To understand the Period of the Church, we must have an inkling about what the Period of Israel is about.  About 1/3 of Acts contains speeches, and this is how Luke gets his understanding across. At the beginning of the first speech, by Peter at Pentecost, he sets this out:

“This man was handed over to you by God’s deliberate plan and foreknowledge; and you, with the help of wicked men, put him to death by nailing him to the cross.”

Acts 2:23 (NIV)

and that points to Isaiah 53:

“Yet it was the Lord’s will to crush him and cause him to suffer,

and though the Lord makes his life an offering for sin,

he will see his offspring and prolong his days,

and the will  of the Lord will prosper in his hand.”

Isaiah 53:10 (NIV)

Can we find out what this “he” was like? “He” was the servant figure is Isaiah 50:

The Sovereign Lord has given me a well-instructed tongue,

to know the word that sustains the weary.

He wakens me morning by morning,

wakens my ear to listen like one instructed.

Isaiah 50:4 (NIV)

I wish that I had such a well-instructed tongue to know the word that sustains the weary! The importance of the Old Testament is evident. It also provides the bedrock for understanding the New.

Can we trust what we read?

In the Bible  the youngest documents are 1900 years old: the oldest…. hundreds of years more.  As time has gone on over the last few hundred years we get closer and closer to the originals. The translation by John Wycliffe, written 600 years ago, was from the Latin Vulgate mostly translated by Jerome around 400 AD. The King James version used original languages Greek (NT), Hebrew and Aramaic (Greek and Latin only for the Apocrypha). The NIV used sources seeking to be as reliable to the original canon as possible. The Old Testament was translated from the Masoretic text (Hebrew and Aramaic), copied between 700 and 1000 AD.

A Dead Sea scroll in Qumran

Dead Sea Scroll exhibited in Qumran

The finding of the Dead Sea Scrolls with documents dating back to the 3rd century BC showed  these texts had been transmitted reliably for over 1000 years.

Gaining physical evidence of earlier writings is a challenge. The team of Gabriel Barkay working on an archaeological site, Ketef Hinnom, just outside Old Jerusalem, made a remarkable discovery. Some small silver scrolls were discovered. With painstaking care they unfurled the scrolls to reveal the Hebrew text of:

Silver scroll dated 7th century BC

Ketef Hinnom silver scroll




The Lord bless you

and keep you;

the Lord make his face shine on you

and be gracious to you;

the Lord turn his face toward you

and give you peace.” 

Numbers 6:24-26 (NIV)

The archaeological site indicated these scrolls could be dated to the 7th century BC, about the time when Josiah was King of Judah. This established a direct line of the text of over 2600 years.
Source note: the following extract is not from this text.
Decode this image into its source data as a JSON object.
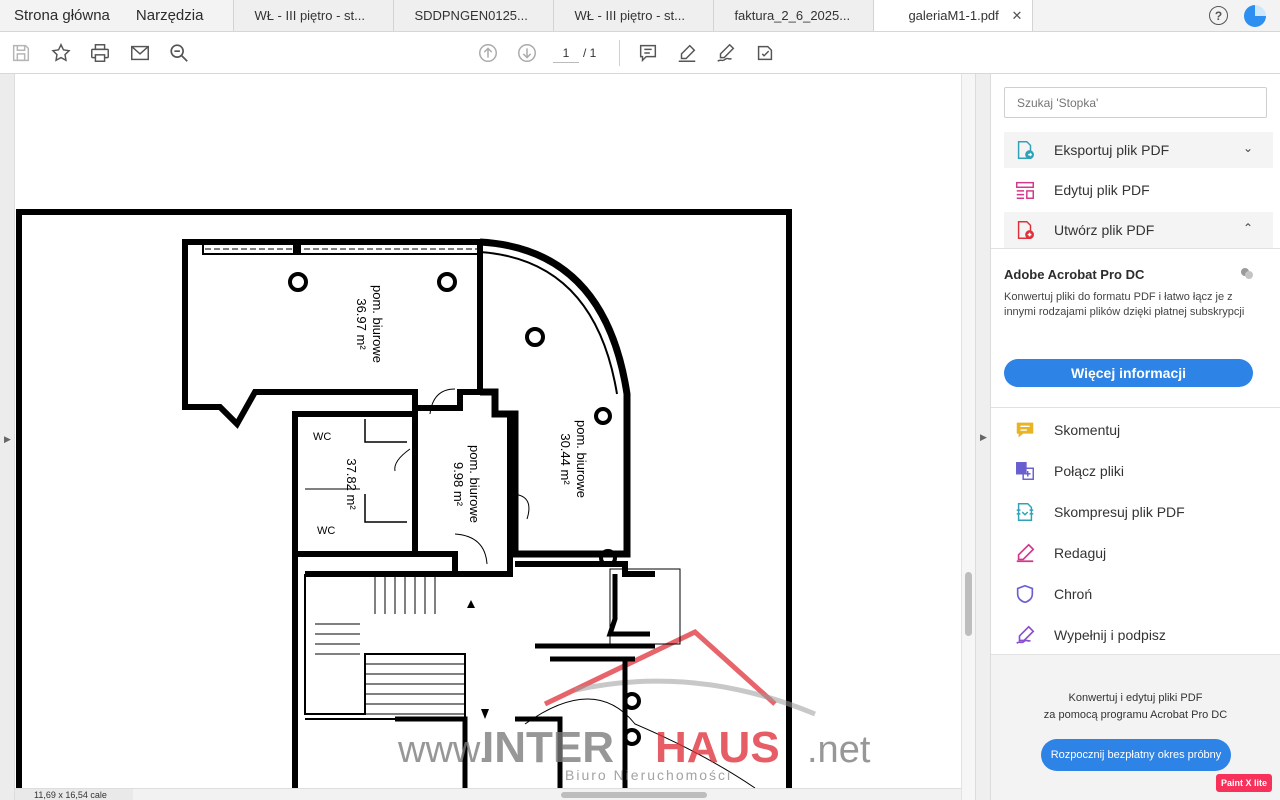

Much God-inspired work has been devoted to giving us something that is reliable. It really is a firm basis  for working out how to follow a life of faith.